Exercise: Copy out all of the entries exactly as they appear.

Available data:
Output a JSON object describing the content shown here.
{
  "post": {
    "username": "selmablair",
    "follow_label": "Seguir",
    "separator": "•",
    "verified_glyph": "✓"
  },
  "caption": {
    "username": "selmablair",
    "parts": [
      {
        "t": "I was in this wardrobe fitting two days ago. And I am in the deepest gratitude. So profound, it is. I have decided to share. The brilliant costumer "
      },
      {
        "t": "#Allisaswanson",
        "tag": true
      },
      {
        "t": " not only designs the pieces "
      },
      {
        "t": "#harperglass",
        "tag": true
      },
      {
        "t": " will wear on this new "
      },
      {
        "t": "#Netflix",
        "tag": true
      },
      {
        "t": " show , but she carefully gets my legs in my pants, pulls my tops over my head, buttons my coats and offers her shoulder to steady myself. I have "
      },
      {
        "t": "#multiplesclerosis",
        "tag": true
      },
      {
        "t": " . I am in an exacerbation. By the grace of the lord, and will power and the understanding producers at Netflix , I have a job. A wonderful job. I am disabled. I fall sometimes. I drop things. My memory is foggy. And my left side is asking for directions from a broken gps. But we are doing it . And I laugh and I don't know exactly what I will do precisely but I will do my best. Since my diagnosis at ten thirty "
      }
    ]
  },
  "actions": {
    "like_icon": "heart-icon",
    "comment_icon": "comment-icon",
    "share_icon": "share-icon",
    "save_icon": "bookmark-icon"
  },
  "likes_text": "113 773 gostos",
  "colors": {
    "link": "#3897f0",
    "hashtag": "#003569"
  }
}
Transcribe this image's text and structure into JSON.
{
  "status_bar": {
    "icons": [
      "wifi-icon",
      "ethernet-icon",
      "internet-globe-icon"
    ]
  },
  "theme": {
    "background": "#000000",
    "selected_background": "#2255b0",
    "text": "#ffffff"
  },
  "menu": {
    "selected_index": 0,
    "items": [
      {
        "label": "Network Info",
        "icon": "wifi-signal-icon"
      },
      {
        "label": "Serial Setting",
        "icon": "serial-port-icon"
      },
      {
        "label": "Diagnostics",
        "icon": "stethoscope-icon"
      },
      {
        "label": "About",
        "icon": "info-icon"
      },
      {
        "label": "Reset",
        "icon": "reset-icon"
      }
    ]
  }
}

Reply:
Output a JSON object describing the content shown here.
{
  "post": {
    "username": "selmablair",
    "follow_label": "Seguir",
    "separator": "•",
    "verified_glyph": "✓"
  },
  "caption": {
    "username": "selmablair",
    "parts": [
      {
        "t": "I was in this wardrobe fitting two days ago. And I am in the deepest gratitude. So profound, it is. I have decided to share. The brilliant costumer "
      },
      {
        "t": "#Allisaswanson",
        "tag": true
      },
      {
        "t": " not only designs the pieces "
      },
      {
        "t": "#harperglass",
        "tag": true
      },
      {
        "t": " will wear on this new "
      },
      {
        "t": "#Netflix",
        "tag": true
      },
      {
        "t": " show , but she carefully gets my legs in my pants, pulls my tops over my head, buttons my coats and offers her shoulder to steady myself. I have "
      },
      {
        "t": "#multiplesclerosis",
        "tag": true
      },
      {
        "t": " . I am in an exacerbation. By the grace of the lord, and will power and the understanding producers at Netflix , I have a job. A wonderful job. I am disabled. I fall sometimes. I drop things. My memory is foggy. And my left side is asking for directions from a broken gps. But we are doing it . And I laugh and I don't know exactly what I will do precisely but I will do my best. Since my diagnosis at ten thirty "
      }
    ]
  },
  "actions": {
    "like_icon": "heart-icon",
    "comment_icon": "comment-icon",
    "share_icon": "share-icon",
    "save_icon": "bookmark-icon"
  },
  "likes_text": "113 773 gostos",
  "colors": {
    "link": "#3897f0",
    "hashtag": "#003569"
  }
}
Transcribe this image's text and structure into JSON.
{
  "status_bar": {
    "icons": [
      "wifi-icon",
      "ethernet-icon",
      "internet-globe-icon"
    ]
  },
  "theme": {
    "background": "#000000",
    "selected_background": "#2255b0",
    "text": "#ffffff"
  },
  "menu": {
    "selected_index": 0,
    "items": [
      {
        "label": "Network Info",
        "icon": "wifi-signal-icon"
      },
      {
        "label": "Serial Setting",
        "icon": "serial-port-icon"
      },
      {
        "label": "Diagnostics",
        "icon": "stethoscope-icon"
      },
      {
        "label": "About",
        "icon": "info-icon"
      },
      {
        "label": "Reset",
        "icon": "reset-icon"
      }
    ]
  }
}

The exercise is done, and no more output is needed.